____ Source records

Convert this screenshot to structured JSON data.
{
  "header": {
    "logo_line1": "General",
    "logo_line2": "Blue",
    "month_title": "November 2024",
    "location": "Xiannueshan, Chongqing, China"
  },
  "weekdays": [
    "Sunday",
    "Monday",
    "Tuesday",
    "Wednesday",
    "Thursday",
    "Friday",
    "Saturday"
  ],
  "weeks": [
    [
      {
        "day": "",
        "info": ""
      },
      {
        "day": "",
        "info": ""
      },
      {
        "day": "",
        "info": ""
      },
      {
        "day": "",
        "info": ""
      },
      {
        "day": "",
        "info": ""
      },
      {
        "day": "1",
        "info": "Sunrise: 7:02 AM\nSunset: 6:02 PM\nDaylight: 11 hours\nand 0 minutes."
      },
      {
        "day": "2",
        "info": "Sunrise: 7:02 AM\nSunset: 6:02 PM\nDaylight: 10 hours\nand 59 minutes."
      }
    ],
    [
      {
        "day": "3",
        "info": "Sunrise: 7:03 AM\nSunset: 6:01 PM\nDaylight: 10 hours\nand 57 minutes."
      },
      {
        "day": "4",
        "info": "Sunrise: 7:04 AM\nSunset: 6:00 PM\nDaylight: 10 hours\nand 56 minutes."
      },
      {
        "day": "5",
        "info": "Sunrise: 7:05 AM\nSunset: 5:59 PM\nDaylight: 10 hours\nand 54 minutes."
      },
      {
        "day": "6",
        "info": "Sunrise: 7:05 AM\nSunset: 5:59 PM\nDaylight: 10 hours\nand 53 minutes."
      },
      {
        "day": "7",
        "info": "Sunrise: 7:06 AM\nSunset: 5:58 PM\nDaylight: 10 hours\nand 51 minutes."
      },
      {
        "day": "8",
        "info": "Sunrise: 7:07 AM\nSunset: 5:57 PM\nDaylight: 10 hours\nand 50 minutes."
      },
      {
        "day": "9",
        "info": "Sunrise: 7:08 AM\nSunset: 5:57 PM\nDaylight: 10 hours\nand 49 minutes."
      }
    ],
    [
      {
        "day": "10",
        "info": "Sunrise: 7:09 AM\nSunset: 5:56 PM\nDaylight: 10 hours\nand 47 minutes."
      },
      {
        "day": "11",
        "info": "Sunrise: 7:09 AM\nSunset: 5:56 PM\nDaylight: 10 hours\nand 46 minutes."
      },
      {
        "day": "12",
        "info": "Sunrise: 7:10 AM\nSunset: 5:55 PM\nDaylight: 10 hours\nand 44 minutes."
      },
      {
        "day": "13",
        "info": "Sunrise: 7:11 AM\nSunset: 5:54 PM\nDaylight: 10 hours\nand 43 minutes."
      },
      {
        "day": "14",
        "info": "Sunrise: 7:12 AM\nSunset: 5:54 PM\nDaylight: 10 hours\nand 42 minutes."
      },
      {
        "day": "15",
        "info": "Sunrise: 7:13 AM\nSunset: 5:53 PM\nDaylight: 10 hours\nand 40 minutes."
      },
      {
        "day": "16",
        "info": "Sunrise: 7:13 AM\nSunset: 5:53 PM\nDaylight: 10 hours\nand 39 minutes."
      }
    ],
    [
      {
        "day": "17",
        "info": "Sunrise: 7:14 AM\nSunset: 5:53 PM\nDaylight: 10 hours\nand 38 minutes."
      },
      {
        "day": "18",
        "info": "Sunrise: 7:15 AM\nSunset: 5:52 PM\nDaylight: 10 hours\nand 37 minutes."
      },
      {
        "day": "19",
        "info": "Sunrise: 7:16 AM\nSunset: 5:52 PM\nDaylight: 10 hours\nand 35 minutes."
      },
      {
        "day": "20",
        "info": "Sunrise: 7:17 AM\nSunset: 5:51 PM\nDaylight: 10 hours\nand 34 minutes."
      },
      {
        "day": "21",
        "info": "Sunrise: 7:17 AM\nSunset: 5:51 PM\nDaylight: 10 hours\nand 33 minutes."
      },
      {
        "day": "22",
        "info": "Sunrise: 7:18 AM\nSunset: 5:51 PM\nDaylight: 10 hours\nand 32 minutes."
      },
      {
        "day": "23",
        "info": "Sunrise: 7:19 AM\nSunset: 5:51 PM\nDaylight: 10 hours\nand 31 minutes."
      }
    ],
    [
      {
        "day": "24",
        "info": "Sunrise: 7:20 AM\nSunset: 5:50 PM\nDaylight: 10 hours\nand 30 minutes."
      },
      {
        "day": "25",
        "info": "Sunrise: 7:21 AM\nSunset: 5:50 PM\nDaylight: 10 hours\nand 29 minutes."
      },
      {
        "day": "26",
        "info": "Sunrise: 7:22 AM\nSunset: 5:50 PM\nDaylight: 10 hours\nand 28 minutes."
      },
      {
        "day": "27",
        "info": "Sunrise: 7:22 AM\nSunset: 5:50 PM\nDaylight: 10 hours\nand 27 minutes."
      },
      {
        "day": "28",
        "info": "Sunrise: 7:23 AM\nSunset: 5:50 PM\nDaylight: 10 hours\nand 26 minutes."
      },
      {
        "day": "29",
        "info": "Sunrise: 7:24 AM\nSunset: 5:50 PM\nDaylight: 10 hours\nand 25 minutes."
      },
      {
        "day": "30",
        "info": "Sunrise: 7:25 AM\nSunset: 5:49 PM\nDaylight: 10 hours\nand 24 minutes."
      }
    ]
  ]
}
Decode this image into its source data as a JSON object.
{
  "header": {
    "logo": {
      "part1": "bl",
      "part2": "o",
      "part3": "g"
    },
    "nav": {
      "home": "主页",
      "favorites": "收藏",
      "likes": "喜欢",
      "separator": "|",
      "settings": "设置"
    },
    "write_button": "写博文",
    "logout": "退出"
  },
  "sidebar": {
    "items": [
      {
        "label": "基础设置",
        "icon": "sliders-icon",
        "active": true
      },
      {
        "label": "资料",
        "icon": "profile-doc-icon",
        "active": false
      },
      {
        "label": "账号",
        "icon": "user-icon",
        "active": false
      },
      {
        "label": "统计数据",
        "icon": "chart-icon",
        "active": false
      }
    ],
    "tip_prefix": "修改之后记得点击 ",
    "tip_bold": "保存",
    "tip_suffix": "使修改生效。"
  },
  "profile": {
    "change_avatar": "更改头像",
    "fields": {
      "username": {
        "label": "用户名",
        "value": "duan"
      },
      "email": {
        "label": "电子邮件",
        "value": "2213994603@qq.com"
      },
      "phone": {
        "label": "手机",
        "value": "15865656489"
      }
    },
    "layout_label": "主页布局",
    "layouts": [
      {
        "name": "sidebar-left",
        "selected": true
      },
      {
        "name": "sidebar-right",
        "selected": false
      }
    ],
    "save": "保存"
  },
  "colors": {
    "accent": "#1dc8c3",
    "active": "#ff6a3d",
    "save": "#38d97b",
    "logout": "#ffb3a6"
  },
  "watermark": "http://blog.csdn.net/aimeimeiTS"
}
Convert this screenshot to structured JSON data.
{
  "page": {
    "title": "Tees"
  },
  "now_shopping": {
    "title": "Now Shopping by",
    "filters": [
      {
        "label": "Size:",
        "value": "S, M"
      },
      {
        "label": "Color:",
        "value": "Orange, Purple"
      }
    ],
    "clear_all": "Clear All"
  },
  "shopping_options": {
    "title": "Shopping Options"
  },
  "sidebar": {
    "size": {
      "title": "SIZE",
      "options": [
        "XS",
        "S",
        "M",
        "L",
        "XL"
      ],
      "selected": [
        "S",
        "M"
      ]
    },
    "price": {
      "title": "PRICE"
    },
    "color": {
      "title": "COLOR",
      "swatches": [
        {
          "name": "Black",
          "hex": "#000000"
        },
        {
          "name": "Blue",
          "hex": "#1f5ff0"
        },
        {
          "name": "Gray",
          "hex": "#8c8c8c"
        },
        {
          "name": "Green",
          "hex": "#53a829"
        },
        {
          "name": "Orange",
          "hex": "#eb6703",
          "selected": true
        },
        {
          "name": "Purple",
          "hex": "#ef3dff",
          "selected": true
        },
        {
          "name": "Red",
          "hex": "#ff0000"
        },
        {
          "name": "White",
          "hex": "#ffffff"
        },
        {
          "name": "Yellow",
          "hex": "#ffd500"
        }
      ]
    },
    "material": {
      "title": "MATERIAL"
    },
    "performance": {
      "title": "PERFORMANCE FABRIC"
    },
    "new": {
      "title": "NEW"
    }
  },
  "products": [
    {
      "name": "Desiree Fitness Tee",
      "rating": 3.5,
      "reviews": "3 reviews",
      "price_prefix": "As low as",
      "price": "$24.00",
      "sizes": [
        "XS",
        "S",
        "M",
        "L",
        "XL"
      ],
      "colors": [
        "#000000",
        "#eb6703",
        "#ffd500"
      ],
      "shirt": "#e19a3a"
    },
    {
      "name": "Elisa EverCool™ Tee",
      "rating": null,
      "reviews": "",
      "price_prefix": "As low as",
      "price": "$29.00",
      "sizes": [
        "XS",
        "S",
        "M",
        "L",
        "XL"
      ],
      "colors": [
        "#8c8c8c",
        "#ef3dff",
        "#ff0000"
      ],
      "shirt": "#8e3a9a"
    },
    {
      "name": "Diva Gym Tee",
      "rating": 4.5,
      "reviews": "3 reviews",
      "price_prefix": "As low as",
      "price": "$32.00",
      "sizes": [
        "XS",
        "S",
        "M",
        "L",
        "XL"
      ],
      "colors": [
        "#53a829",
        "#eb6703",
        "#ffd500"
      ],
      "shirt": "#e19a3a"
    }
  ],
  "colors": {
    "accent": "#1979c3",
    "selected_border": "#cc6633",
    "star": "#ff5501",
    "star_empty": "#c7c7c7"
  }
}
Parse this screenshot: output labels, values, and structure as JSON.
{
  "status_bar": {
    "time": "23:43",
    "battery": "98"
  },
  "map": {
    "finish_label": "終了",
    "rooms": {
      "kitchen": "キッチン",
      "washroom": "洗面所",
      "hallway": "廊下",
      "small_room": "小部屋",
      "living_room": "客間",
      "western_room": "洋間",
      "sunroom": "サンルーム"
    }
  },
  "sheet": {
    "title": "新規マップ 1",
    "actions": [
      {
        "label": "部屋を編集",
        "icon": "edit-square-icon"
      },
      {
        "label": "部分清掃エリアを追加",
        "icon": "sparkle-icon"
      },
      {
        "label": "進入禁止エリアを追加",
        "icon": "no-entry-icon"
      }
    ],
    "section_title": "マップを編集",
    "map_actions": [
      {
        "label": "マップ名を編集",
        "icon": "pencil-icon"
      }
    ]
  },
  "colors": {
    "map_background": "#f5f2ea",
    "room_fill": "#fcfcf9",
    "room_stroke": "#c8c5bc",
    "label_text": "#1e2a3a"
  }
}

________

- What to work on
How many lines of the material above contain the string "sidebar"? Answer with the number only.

- Task answer
4